He makes a good point. Perhaps he could kindly suggest that Max Cleland turn around and go back to Georgia.
Murtha said critics are trying to take attention away from his mission to redeploy troops away from Iraq. “I try not to be distracted from my mission, which is to change the direction of our country,” he said.
Seriously? Do you know what you are saying? We, your critics, are directing attention to your misguided "mission". We don't like the direction that you want to steer our country, so please do stay on message, Mr. Murtha.

“It’s great to see so many people support me in my district.”

It's great to see so many people oppose you in your district, too.
Dot Helsel, a resident of Stonycreek Township, supports Murtha and believes most residents in Johnstown still do. “I think he’s done an outstanding job for the Johnstown region,” she said. “You don’t always agree with somebody, but I would say most people in this area like him.”
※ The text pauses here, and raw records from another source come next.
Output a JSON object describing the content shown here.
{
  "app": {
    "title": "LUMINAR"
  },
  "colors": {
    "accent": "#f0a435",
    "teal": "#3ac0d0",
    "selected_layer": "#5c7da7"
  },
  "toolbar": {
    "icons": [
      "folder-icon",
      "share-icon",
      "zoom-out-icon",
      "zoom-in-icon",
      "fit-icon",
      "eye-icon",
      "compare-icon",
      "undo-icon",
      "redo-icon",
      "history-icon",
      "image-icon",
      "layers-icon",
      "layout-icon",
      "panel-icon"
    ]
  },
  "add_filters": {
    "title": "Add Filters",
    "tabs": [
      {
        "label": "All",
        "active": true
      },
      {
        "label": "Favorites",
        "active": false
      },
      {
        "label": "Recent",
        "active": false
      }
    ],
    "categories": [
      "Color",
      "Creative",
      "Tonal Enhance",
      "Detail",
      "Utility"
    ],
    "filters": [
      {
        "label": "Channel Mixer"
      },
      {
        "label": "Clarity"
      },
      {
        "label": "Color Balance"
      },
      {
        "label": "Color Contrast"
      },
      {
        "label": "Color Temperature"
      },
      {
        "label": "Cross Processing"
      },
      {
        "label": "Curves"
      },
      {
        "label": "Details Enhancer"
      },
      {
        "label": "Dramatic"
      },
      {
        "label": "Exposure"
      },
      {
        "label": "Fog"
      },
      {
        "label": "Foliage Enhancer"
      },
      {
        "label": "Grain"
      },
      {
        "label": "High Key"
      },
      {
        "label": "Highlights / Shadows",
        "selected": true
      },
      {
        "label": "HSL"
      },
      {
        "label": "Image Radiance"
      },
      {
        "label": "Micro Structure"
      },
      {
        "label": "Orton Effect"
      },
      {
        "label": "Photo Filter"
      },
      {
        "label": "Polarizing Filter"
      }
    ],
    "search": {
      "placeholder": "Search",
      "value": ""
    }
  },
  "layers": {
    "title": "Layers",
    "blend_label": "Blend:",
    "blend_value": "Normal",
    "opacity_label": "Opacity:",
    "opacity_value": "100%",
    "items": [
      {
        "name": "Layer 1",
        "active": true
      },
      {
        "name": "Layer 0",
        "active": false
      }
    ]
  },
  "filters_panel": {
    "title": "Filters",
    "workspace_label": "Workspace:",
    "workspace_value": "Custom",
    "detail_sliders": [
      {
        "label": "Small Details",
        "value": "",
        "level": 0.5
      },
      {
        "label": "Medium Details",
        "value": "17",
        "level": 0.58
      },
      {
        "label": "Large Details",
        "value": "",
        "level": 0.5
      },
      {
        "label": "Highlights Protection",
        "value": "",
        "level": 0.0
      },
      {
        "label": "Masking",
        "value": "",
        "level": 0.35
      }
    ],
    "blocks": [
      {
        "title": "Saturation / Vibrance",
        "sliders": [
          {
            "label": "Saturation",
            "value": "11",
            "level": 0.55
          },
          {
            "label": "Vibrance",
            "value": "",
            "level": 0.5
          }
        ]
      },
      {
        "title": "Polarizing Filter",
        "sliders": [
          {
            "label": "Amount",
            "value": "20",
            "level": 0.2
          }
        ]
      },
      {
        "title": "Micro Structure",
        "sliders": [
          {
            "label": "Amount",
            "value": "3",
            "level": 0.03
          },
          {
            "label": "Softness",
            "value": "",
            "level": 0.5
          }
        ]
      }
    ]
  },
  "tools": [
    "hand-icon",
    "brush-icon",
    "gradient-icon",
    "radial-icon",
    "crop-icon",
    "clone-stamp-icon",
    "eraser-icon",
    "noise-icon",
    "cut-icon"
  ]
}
What can I say? Pork sells. This just makes our work that much harder.
Helsel said she does not think protesters or negative attention will affect Murtha’s campaign. “He’s been there too long now,” she said. “You can disagree with somebody but you don’t have to be disagreeable.”

Not being disagreeable means being passive, and passivity, in politics, is impotence. That gives Murtha a free ride to re-election, and we can not stand for that. Welcome to the world of politics.
Mary Miller of Johnstown, national president for the Association of Vietnam Veterans of America, said Murtha protesters have taken his words out of context. “A lot of these people who are outing him have never served in the military and they don’t understand what it’s like,” said Miller, whose group is a service organization for the Vietnam Veterans of America. “It’s just upsetting, really. He’s always been for the veterans and the families. He’s done a lot.”

Done a lot? In recent months, he's done too much. I have never served in the military, but I know people who do and the last thing they need is media and politicians who make the enemy's job easier. My father was a World War Two veteran, and he told me during the 1980s that if the contemporary media had been around in the 1940s, they'd have given it all away to the Axis. We don't need that in the 2000s, either.

Note Ms. Miller's use of the term "outing". This implies that John Murtha has something to hide. Would she care to tell us what that would be?
Today, Murtha is scheduled to be in Clarks Summit, outside Scranton, campaigning for Democrat Chris Carney, who’s running against incumbent Republican Don Sherwood in the 10th district.
John Murtha: Coming to a town near YOU.